CDPs Involve More Than Marketers
Although marketers are the ones who will get the most use of a CDP, they are reliant on other teams, Willette said. For example, deploying a CDP webtag might involve a website service provider, or the IT team. “Resources needed to implement a CDP often get pulled into other projects,” Willette said, “and urgent fire drills always take priority.”
Organizations must also be mindful of creating alignment across different teams that have different views of the same data when working with CDPs. “There is often no consensus within an organization about where to get data from, or which data is the most accurate,” Willette said. “Brands should try to build a partnership across teams to create data consistency.”
Siloed Customer Data Will Remain
Recognize that CDPs don’t fix the broader problem of siloed customer data, Zisk said.

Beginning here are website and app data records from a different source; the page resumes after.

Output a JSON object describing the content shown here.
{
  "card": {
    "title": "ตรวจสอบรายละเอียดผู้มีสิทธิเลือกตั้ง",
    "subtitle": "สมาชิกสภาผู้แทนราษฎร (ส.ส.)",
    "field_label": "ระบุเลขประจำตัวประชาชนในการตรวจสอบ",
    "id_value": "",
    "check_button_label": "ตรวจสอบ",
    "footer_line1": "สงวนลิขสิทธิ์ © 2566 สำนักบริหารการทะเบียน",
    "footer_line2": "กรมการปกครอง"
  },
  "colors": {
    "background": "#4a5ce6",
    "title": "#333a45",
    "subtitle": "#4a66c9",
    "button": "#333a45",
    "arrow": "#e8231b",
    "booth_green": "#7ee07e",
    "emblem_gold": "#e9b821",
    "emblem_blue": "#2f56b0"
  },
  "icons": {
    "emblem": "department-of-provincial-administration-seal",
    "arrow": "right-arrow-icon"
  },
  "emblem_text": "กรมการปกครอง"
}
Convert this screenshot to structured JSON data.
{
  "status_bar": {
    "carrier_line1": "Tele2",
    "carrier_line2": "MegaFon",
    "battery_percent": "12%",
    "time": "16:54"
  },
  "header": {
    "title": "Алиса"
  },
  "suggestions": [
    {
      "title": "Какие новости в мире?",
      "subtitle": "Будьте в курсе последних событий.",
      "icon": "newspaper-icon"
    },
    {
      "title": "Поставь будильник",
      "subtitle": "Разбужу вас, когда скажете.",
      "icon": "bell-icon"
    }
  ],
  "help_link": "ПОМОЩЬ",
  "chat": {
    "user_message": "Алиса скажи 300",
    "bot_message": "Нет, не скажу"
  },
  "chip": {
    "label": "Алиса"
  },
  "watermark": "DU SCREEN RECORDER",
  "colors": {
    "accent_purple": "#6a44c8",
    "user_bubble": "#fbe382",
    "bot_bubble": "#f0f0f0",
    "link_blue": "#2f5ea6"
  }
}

Rather, they make it possible to get an up-to-date, accurate and consistent customer profile, but they don’t magically impose that profile across the data layers in DXP applications. “That means the whole set of governance considerations — privacy, security, and compliance, along with semantics, portability and reconciliation — must be addressed,” Zisk added.
Understand how to integrate CDP customer records back into the source systems, beyond just using the CDP to enhance interactions. “In an ideal situation, every source system would be able to use the CDP as its source and target, but most real-world DXP apps operate as systems-of-record for their domains, or use underlying databases to serve that role,” Zisk added. DXP practitioners will have to define processes for interacting with the CDP to update, correct and enhance customer data in the source systems.
Agility to Keep Pace with Market Changes
“New social apps, new devices and new use cases are the norm, not the exception, and the CDP must support fast changes to the DXP stack,” Zisk said. “This requires that tools for connectivity, validation, processing and analytics are both easy to use and easy to extend.” Teams of CX, IT, and brand practitioners, Zisk added, “must be allowed to try new and different components of digital experience without the CDP getting in the way of innovation.”